Some terrorist attacks by IS-KP

The IS-KP has significant disagreements with the Taliban, which it views as having abandoned jihad. It has launched hundreds of attacks on mosques, civilian targets and security forces in Afghanistan as well as ethnic or religious minorities.

In May 2020, the IS-KP attacked a Kabul maternity ward that killed 24 people and another one on Kabul University in November that left 22 people dead.

On 26 August 2021, the IS-KP carried out an attack at Kabul’s international airport, killing 13 U.S. troops and 170 Afghans during the U.S. withdrawal from Afghanistan. This was an international target but still in Afghanistan.

The group has recently hit targets in neighbouring countries of Afghanistan, in Tajikistan and Pakistan. In January last, the group was said to have carried out twin bombings in Iran that killed nearly 100 people – but the IS-KP never claims responsibility.

KP in a few dates

IS-KP emerged in Afghanistan in late 2014. The group is named after an old term for the region that included parts of Iran, Turkmenistan and Afghanistan.

It was formed at the peak of the expansion of the Islamic State in 2015 when the Iraq- and Syria-based group was trying to expand by building a network of affiliates through the Middle East, the Maghreb, west Asia and other parts of Africa.
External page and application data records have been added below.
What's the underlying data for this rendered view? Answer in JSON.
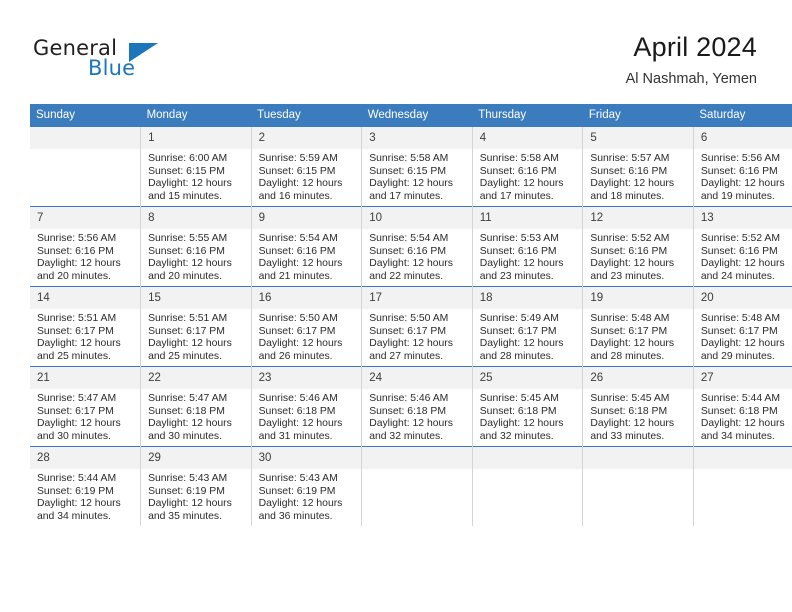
{
  "brand": {
    "name_top": "General",
    "name_bottom": "Blue",
    "accent_color": "#1b76bc"
  },
  "header": {
    "title": "April 2024",
    "subtitle": "Al Nashmah, Yemen"
  },
  "calendar": {
    "header_bg": "#3a7cbe",
    "daynum_bg": "#f2f2f2",
    "weekdays": [
      "Sunday",
      "Monday",
      "Tuesday",
      "Wednesday",
      "Thursday",
      "Friday",
      "Saturday"
    ],
    "weeks": [
      [
        {
          "day": "",
          "lines": []
        },
        {
          "day": "1",
          "lines": [
            "Sunrise: 6:00 AM",
            "Sunset: 6:15 PM",
            "Daylight: 12 hours",
            "and 15 minutes."
          ]
        },
        {
          "day": "2",
          "lines": [
            "Sunrise: 5:59 AM",
            "Sunset: 6:15 PM",
            "Daylight: 12 hours",
            "and 16 minutes."
          ]
        },
        {
          "day": "3",
          "lines": [
            "Sunrise: 5:58 AM",
            "Sunset: 6:15 PM",
            "Daylight: 12 hours",
            "and 17 minutes."
          ]
        },
        {
          "day": "4",
          "lines": [
            "Sunrise: 5:58 AM",
            "Sunset: 6:16 PM",
            "Daylight: 12 hours",
            "and 17 minutes."
          ]
        },
        {
          "day": "5",
          "lines": [
            "Sunrise: 5:57 AM",
            "Sunset: 6:16 PM",
            "Daylight: 12 hours",
            "and 18 minutes."
          ]
        },
        {
          "day": "6",
          "lines": [
            "Sunrise: 5:56 AM",
            "Sunset: 6:16 PM",
            "Daylight: 12 hours",
            "and 19 minutes."
          ]
        }
      ],
      [
        {
          "day": "7",
          "lines": [
            "Sunrise: 5:56 AM",
            "Sunset: 6:16 PM",
            "Daylight: 12 hours",
            "and 20 minutes."
          ]
        },
        {
          "day": "8",
          "lines": [
            "Sunrise: 5:55 AM",
            "Sunset: 6:16 PM",
            "Daylight: 12 hours",
            "and 20 minutes."
          ]
        },
        {
          "day": "9",
          "lines": [
            "Sunrise: 5:54 AM",
            "Sunset: 6:16 PM",
            "Daylight: 12 hours",
            "and 21 minutes."
          ]
        },
        {
          "day": "10",
          "lines": [
            "Sunrise: 5:54 AM",
            "Sunset: 6:16 PM",
            "Daylight: 12 hours",
            "and 22 minutes."
          ]
        },
        {
          "day": "11",
          "lines": [
            "Sunrise: 5:53 AM",
            "Sunset: 6:16 PM",
            "Daylight: 12 hours",
            "and 23 minutes."
          ]
        },
        {
          "day": "12",
          "lines": [
            "Sunrise: 5:52 AM",
            "Sunset: 6:16 PM",
            "Daylight: 12 hours",
            "and 23 minutes."
          ]
        },
        {
          "day": "13",
          "lines": [
            "Sunrise: 5:52 AM",
            "Sunset: 6:16 PM",
            "Daylight: 12 hours",
            "and 24 minutes."
          ]
        }
      ],
      [
        {
          "day": "14",
          "lines": [
            "Sunrise: 5:51 AM",
            "Sunset: 6:17 PM",
            "Daylight: 12 hours",
            "and 25 minutes."
          ]
        },
        {
          "day": "15",
          "lines": [
            "Sunrise: 5:51 AM",
            "Sunset: 6:17 PM",
            "Daylight: 12 hours",
            "and 25 minutes."
          ]
        },
        {
          "day": "16",
          "lines": [
            "Sunrise: 5:50 AM",
            "Sunset: 6:17 PM",
            "Daylight: 12 hours",
            "and 26 minutes."
          ]
        },
        {
          "day": "17",
          "lines": [
            "Sunrise: 5:50 AM",
            "Sunset: 6:17 PM",
            "Daylight: 12 hours",
            "and 27 minutes."
          ]
        },
        {
          "day": "18",
          "lines": [
            "Sunrise: 5:49 AM",
            "Sunset: 6:17 PM",
            "Daylight: 12 hours",
            "and 28 minutes."
          ]
        },
        {
          "day": "19",
          "lines": [
            "Sunrise: 5:48 AM",
            "Sunset: 6:17 PM",
            "Daylight: 12 hours",
            "and 28 minutes."
          ]
        },
        {
          "day": "20",
          "lines": [
            "Sunrise: 5:48 AM",
            "Sunset: 6:17 PM",
            "Daylight: 12 hours",
            "and 29 minutes."
          ]
        }
      ],
      [
        {
          "day": "21",
          "lines": [
            "Sunrise: 5:47 AM",
            "Sunset: 6:17 PM",
            "Daylight: 12 hours",
            "and 30 minutes."
          ]
        },
        {
          "day": "22",
          "lines": [
            "Sunrise: 5:47 AM",
            "Sunset: 6:18 PM",
            "Daylight: 12 hours",
            "and 30 minutes."
          ]
        },
        {
          "day": "23",
          "lines": [
            "Sunrise: 5:46 AM",
            "Sunset: 6:18 PM",
            "Daylight: 12 hours",
            "and 31 minutes."
          ]
        },
        {
          "day": "24",
          "lines": [
            "Sunrise: 5:46 AM",
            "Sunset: 6:18 PM",
            "Daylight: 12 hours",
            "and 32 minutes."
          ]
        },
        {
          "day": "25",
          "lines": [
            "Sunrise: 5:45 AM",
            "Sunset: 6:18 PM",
            "Daylight: 12 hours",
            "and 32 minutes."
          ]
        },
        {
          "day": "26",
          "lines": [
            "Sunrise: 5:45 AM",
            "Sunset: 6:18 PM",
            "Daylight: 12 hours",
            "and 33 minutes."
          ]
        },
        {
          "day": "27",
          "lines": [
            "Sunrise: 5:44 AM",
            "Sunset: 6:18 PM",
            "Daylight: 12 hours",
            "and 34 minutes."
          ]
        }
      ],
      [
        {
          "day": "28",
          "lines": [
            "Sunrise: 5:44 AM",
            "Sunset: 6:19 PM",
            "Daylight: 12 hours",
            "and 34 minutes."
          ]
        },
        {
          "day": "29",
          "lines": [
            "Sunrise: 5:43 AM",
            "Sunset: 6:19 PM",
            "Daylight: 12 hours",
            "and 35 minutes."
          ]
        },
        {
          "day": "30",
          "lines": [
            "Sunrise: 5:43 AM",
            "Sunset: 6:19 PM",
            "Daylight: 12 hours",
            "and 36 minutes."
          ]
        },
        {
          "day": "",
          "lines": []
        },
        {
          "day": "",
          "lines": []
        },
        {
          "day": "",
          "lines": []
        },
        {
          "day": "",
          "lines": []
        }
      ]
    ]
  }
}
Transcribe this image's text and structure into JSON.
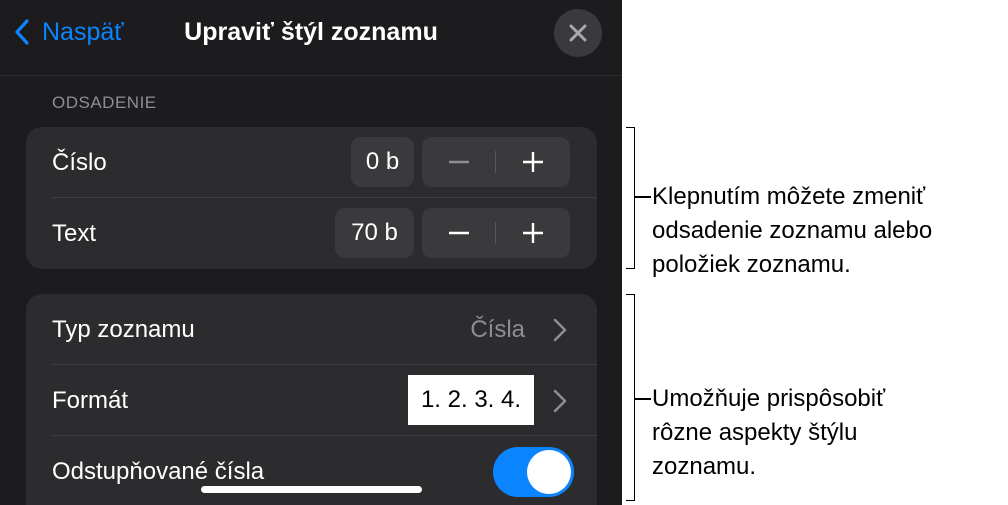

The IS-KP was founded by disgruntled members of the Pakistani Taliban, the Islamic Movement of Uzbekistan and other groups who were attracted by the extremism and resources of the Islamic State and pledged allegiance to it.

In January 2015, the Islamic State formed its “Khorasan” province and appointed Hafiz Khan Saeed as the first IS-KP emir. Khan Saeed had previously served as a commander with responsibility for ‘operations’ in Orakazi in Pakistan’s Federally Administered Tribal Areas (FATA).

In 2018, the IS-KP membership peaked in but afterwards dropped, partly because of efforts by the Taliban and the United States to dismantle it.

In May 2019, the Islamic State announced the existence of new provinces in Pakistan and India—areas which had previously fallen under IS-KP’s geographic remit.

In June 2020, the Islamic State appointed Shahab al-Muhajir as IS-KP’s new emir following the capture of his predecessor, Aslam Farooqi.

In June 2021, the United Nations estimated that IS-KP consisted of a core group of fighters numbering between 1,500 and 2,200 active in the Afghan provinces of Kunar and Nangarhar. These fighters were dispersed into relatively autonomous cells operating under the Islamic State banner and ideology.

Further reading about FORB in Russia on HRWF website